In this article, the author examines the process of collateral review in captial cases. While agreeing that the current procedure is inefficient and fraught with delays, the author argues against the proposals of the Bush Administration's crime bill and the Powell Committee. Rather he urges that states provide better representation at trial for capital defendants and more aggressive appellate review. He contends that federal courts should no longer require that state procedures be exhausted before federal review can occur and the procedural defaults in state courts should not foreclose federal review if the defaulted claim implicates the reliability of the conviction or death sentence.

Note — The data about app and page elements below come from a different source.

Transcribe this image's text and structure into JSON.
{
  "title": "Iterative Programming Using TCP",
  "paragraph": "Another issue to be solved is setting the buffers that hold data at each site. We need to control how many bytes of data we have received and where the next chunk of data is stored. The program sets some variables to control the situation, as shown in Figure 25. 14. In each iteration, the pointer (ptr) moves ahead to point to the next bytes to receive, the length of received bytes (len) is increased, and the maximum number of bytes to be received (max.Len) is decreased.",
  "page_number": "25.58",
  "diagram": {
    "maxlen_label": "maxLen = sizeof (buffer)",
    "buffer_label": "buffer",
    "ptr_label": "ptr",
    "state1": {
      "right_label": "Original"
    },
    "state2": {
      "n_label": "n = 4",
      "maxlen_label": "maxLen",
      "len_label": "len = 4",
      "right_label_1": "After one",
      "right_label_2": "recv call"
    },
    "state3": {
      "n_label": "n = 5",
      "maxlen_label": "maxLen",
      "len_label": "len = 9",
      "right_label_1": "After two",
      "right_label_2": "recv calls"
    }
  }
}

Richard J. Bonnie, Preserving Justice in Capital Cases While Streamlining the Process of Collateral Review, 23 University of Toledo Law Review, 99–116 (1991).